Tourmalines are one of the most beautiful gemstones with a fabulous display of colours. They all have the same basic crystal structure, yet they have many shades and colours. So many in fact, they have the greatest range of colour of any gemstone! All coloured tourmaline gemstones have something called 'pleochroism', which their colour changes when viewed at different angles.

If you’re needing a confidence boost, invest in tourmalines! Green tourmalines supposedly empower our emotions. And, according to myths and legends, Pink tourmalines are said to help the heart forget past unhappiness and trust in love again.

Created by volcanoes no less, tourmalines are found in veins that run through rocks created by molten magma. Once cooled, cracks formed in the rocks are filled with water and minerals such as iron, lithium or magnates that, over time, turn into crystals of tourmalines. 

It is the concentration of these minerals that determine the colour vibrancies of these multi-coloured gemstones.

With a score of 7-7.5 on the Mohs scale, these mighty gemstones can be found all around the world, in countries like Brazil and all the way to the Ural Mountains of Russia.

Calling all the October babies!
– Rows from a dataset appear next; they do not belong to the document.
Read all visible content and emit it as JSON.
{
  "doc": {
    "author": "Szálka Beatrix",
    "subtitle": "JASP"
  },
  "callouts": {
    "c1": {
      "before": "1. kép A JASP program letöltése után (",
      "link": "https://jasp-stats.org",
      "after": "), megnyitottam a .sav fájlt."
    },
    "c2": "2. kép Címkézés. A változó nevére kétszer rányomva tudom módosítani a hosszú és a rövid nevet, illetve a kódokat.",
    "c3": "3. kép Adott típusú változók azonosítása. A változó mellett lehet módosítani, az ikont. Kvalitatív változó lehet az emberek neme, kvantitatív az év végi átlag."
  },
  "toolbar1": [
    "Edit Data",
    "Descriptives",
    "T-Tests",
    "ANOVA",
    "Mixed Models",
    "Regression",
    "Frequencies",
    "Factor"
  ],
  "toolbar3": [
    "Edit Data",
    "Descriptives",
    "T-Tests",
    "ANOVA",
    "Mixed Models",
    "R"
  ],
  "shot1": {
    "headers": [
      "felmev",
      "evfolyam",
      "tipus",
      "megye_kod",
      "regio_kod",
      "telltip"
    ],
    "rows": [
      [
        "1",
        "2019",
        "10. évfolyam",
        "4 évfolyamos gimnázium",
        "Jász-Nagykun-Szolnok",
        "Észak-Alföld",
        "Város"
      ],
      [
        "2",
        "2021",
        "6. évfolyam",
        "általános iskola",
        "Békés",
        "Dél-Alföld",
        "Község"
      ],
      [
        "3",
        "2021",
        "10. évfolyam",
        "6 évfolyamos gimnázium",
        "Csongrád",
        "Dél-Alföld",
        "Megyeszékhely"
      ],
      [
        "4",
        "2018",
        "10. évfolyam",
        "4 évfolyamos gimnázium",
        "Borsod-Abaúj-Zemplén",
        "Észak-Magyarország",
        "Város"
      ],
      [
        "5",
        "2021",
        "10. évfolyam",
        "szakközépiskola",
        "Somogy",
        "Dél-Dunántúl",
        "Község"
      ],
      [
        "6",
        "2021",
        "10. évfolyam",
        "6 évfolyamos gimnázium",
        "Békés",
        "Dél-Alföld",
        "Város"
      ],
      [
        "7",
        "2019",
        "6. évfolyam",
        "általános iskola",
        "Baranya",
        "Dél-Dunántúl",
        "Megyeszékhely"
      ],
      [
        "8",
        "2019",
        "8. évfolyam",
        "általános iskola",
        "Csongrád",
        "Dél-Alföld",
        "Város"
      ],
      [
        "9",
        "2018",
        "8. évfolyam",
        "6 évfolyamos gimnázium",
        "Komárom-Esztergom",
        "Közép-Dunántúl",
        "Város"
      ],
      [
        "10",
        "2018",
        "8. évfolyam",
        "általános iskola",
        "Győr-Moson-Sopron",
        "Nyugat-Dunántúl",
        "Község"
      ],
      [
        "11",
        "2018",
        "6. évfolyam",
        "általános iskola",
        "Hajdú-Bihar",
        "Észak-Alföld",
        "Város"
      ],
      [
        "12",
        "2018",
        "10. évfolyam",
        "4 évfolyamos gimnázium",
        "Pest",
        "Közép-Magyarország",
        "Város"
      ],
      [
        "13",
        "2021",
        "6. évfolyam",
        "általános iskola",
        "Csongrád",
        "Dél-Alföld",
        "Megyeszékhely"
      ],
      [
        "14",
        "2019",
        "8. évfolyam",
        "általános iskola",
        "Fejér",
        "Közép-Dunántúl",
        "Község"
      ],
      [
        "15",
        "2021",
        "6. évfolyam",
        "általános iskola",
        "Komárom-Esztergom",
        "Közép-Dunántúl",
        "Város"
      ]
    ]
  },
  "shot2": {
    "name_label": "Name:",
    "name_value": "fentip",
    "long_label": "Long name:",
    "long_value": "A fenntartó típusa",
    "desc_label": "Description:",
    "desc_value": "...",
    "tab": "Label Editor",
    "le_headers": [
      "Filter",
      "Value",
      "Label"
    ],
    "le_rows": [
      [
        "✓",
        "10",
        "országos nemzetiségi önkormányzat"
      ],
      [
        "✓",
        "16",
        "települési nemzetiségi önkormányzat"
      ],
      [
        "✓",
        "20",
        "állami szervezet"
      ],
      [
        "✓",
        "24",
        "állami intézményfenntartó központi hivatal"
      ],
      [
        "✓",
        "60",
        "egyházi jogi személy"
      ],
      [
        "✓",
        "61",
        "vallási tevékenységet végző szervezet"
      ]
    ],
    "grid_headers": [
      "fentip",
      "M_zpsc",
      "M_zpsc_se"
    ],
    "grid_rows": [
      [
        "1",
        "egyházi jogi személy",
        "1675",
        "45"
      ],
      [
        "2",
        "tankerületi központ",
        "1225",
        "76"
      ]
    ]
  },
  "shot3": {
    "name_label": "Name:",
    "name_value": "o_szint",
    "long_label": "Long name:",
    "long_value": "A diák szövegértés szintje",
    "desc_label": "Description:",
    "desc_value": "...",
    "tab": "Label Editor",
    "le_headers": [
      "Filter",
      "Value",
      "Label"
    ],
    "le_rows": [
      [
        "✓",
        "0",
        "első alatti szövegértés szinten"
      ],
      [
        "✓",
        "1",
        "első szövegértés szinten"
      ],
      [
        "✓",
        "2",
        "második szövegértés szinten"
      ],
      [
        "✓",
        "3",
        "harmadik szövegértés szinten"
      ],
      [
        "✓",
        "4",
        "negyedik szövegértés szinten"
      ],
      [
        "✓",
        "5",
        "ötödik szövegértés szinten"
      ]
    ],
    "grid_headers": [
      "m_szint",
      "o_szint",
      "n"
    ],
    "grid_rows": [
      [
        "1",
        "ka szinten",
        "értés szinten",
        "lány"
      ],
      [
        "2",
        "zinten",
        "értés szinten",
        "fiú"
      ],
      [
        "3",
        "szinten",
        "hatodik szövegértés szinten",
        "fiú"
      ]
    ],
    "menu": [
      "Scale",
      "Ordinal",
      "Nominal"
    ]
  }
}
Tourmalines are your birthstone, so maybe it’s time to drop some hints to your other half, or maybe it’s time to treat yourself!

Rubellite Tourmaline
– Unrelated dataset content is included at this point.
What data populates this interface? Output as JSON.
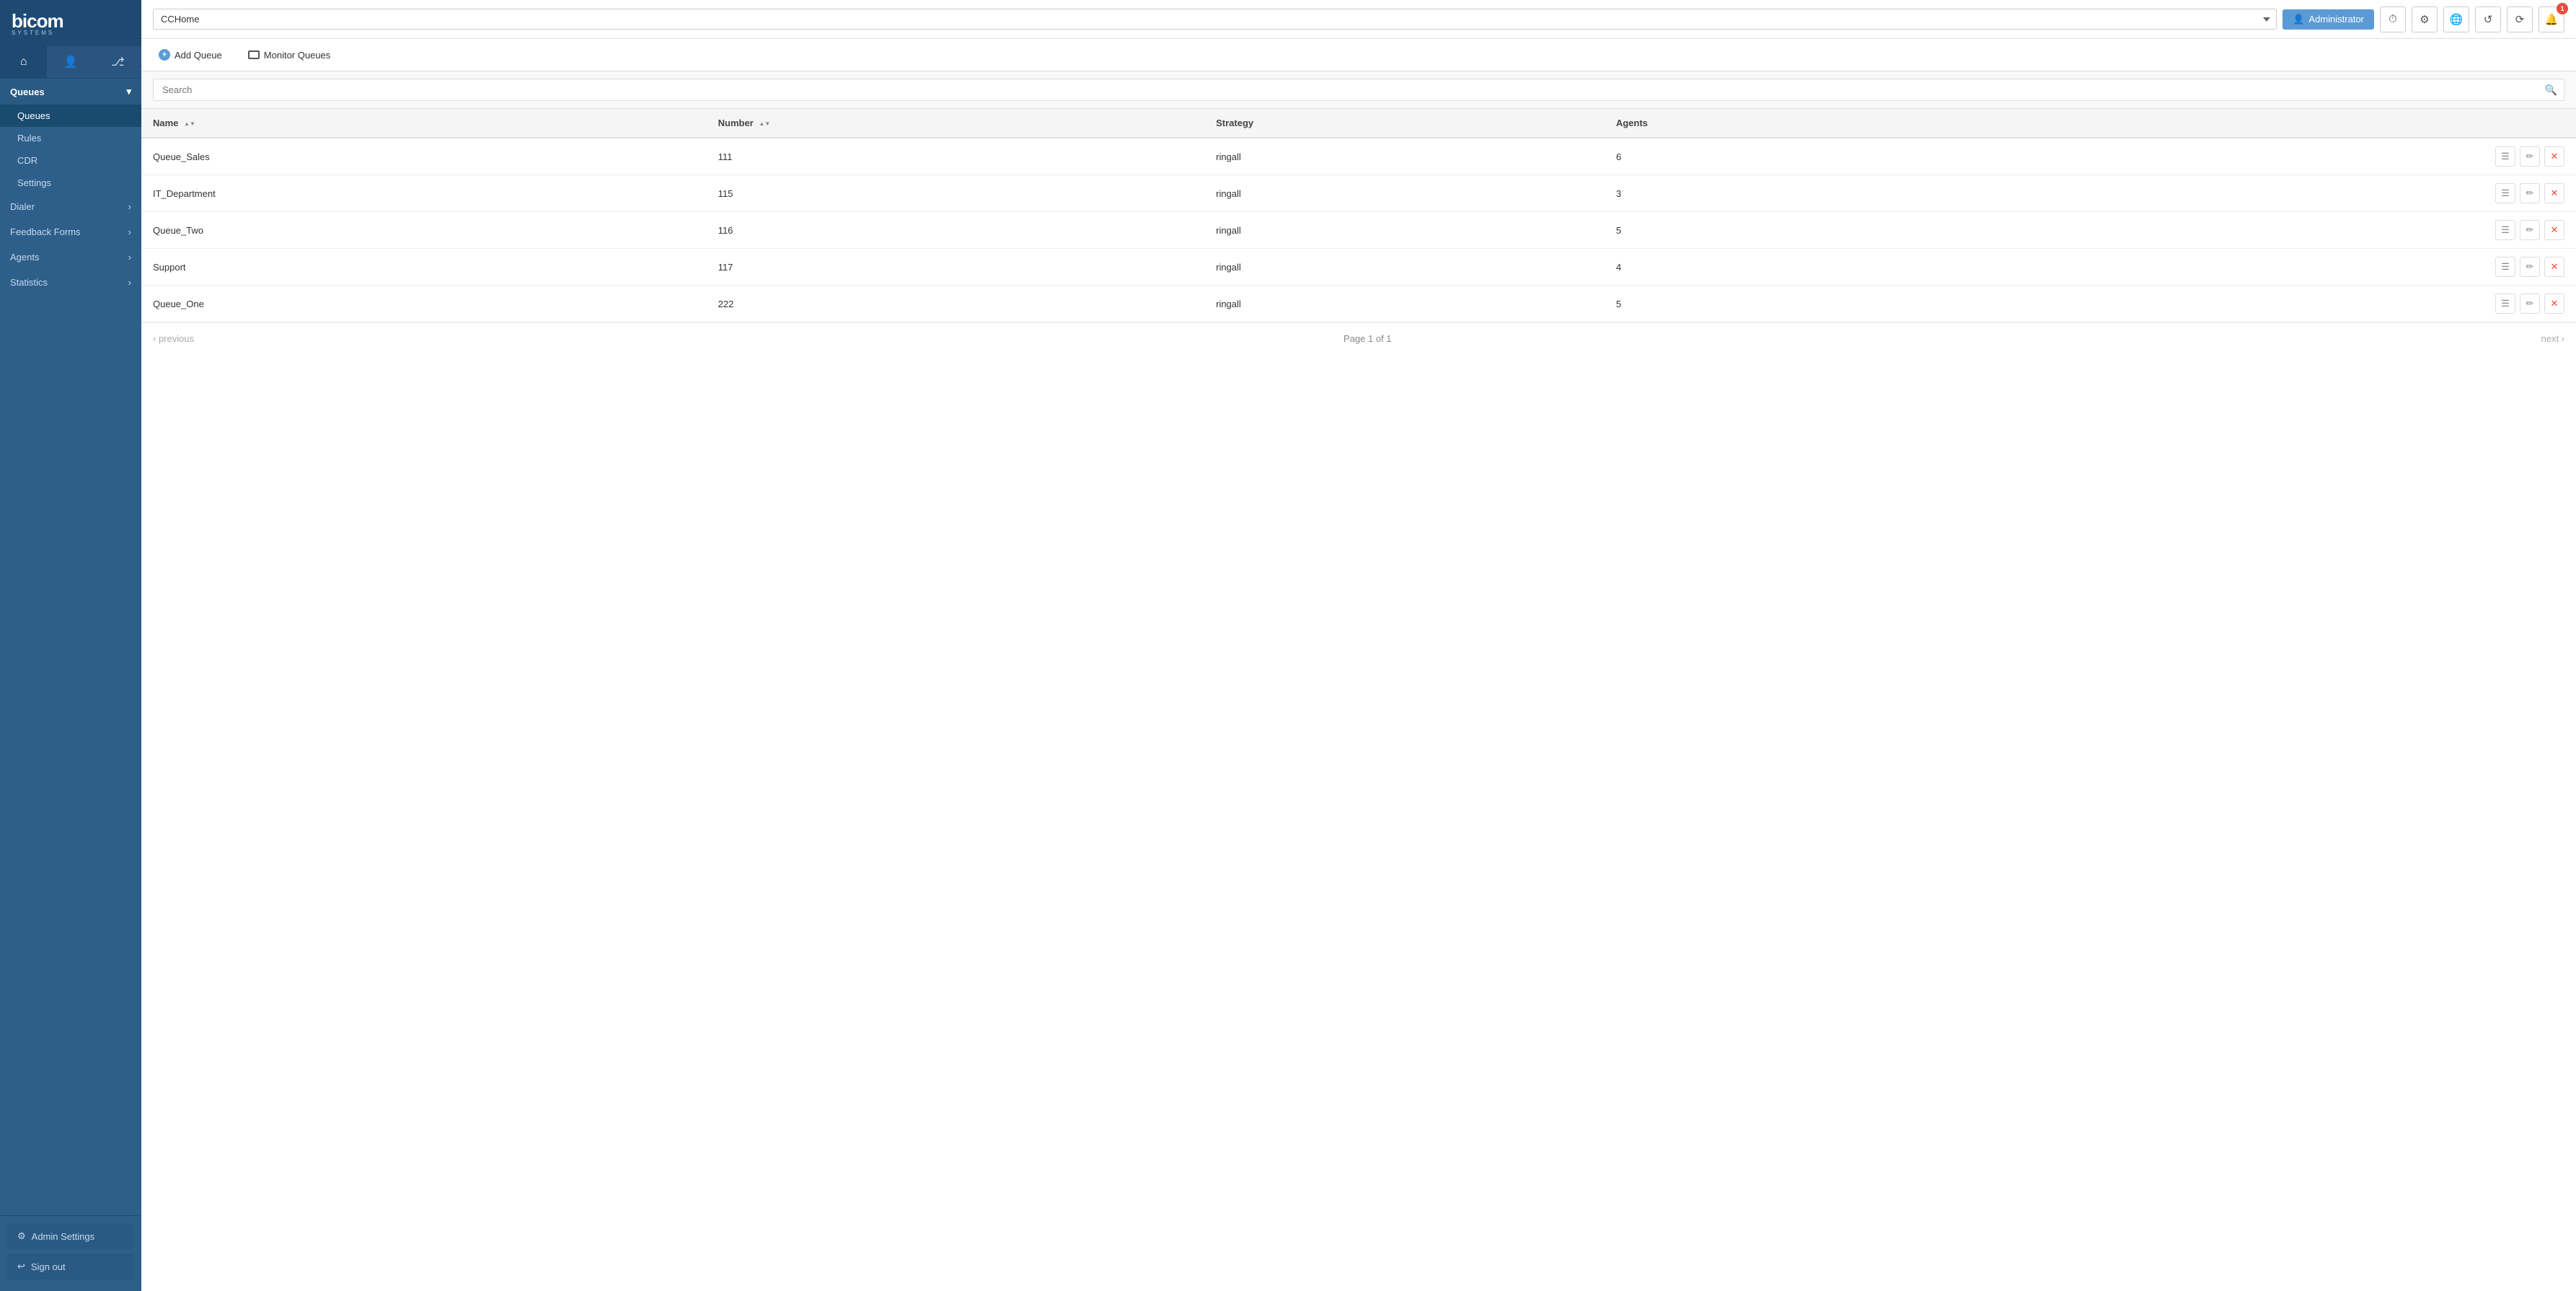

50 shades of grey? No thank you, I’ll have 50 shades of red!

Rubellites have a crystal triangular cross section and can sometimes feature inclusions, which add personality and intrigue to these beautiful tourmalines. 

Some needle inclusions can appear within these gemstones when they are densely packed within their formations, which look like a unique cat eye effect.

Rubellite Tourmalines keep their colour in both artificial and natural light, meaning that your tourmaline will dazzle on your forever finger.

Quick fact - Rubellite tourmalines are named after the latin word for red!

Indicolite Tourmaline

Feeling blue? Let us introduce you to our Indicolite tourmalines! They come in a striking array of blues, from light and bright, to mystical teals.

Teal and blue-green colours are quite common in indicolite. The purer blue tourmalines are extremely rare and are usually found in small sizes. Larger Tourmaline gemstones tend to have a stronger green component, along with beautiful blue-green bi-colours. 

Indicolite Tourmalines are mainly sourced in countries like Brazil, Nigeria, Afghanistan, USA, Mozambique, Namibia and Madagascar.

Dravite Tourmaline

Introducing another member to the tourmaline family, Dravite. 

Dravite is named after Dravograd, in Slovenia, the area where Dravite was first described. 

They range in colours from light to dark browns, and the richness of the brown is determined by the high magnesium content, as well as its sodium content.

Dravite Tourmalines are said to be a very strong and grounding stone that has protective energies. 

Achroite Tourmaline

If you’re wanting a tourmaline that is opaque to transparent with a lustre like glass (also known as vitreous lustre), then Achroite could be the one for you! It has also been said that the clarity of the stone helps the wearer communicate with the angelic realm. 

Achroite Tourmalines are extremely rare. They are a fibrous variety of Tourmalines, which can either occur naturally or can be produced by heating pale pink tourmalines. 

The major source of Achroite is in the mines of Saint Austell, Cornwall, in southwest England. However, it can also be found in Androscoggin County and Oxford County, in Maine, as well as in various locations around the United Kingdom and Afghanistan.

Fact of the day: The name Achroite actually comes from the Greek words achroos, meaning without colour (save that for the next Christmas quiz!)

Watermelon Tourmaline

Feeling fruity? How about a watermelon tourmaline?

This concentrically colour-zoned tourmaline with red interiors and green exteriors make this gemstone very distinctive! 

Watermelon Tourmalines are cut, polished and carved to expose its juicy burst of colours which perfectly mimic one of our favourite summer fruits!

Brazil, Nigeria, Madagascar, Afghanistan and the United States all produce watermelon tourmalines but it’s said that the best watermelon tourmalines are mined from Brazil and Africa.

Schorl Tourmaline

As it’s nearly spooky season, Schorl would make for the perfect Tourmaline.  

Schorl Tourmalines are a style of silicate crystal which is highly lustrous with its deep black colouring forming crystals. It’s commonly found in trigonal crystal systems and is made up of sodium, iron, aluminium, borate and silicate.

Schorl can be found in many locations due to it being the most common Tourmaline. A few of these locations are Germany, Italy, Russia, Namibia and the USA.

Black Tourmalines are said to block any unwanted energies, for the wearer it’s almost like wearing a cloak or carrying a shield to protect you… negative energies be gone! 


If you're ready to create your forever ring, or if you need help choosing from our existing collection, our design team is here to help. Simply click the link below to book a virtual appointment with our Head of Showroom, Grace, or email ruby@jessicaflinn.co.uk.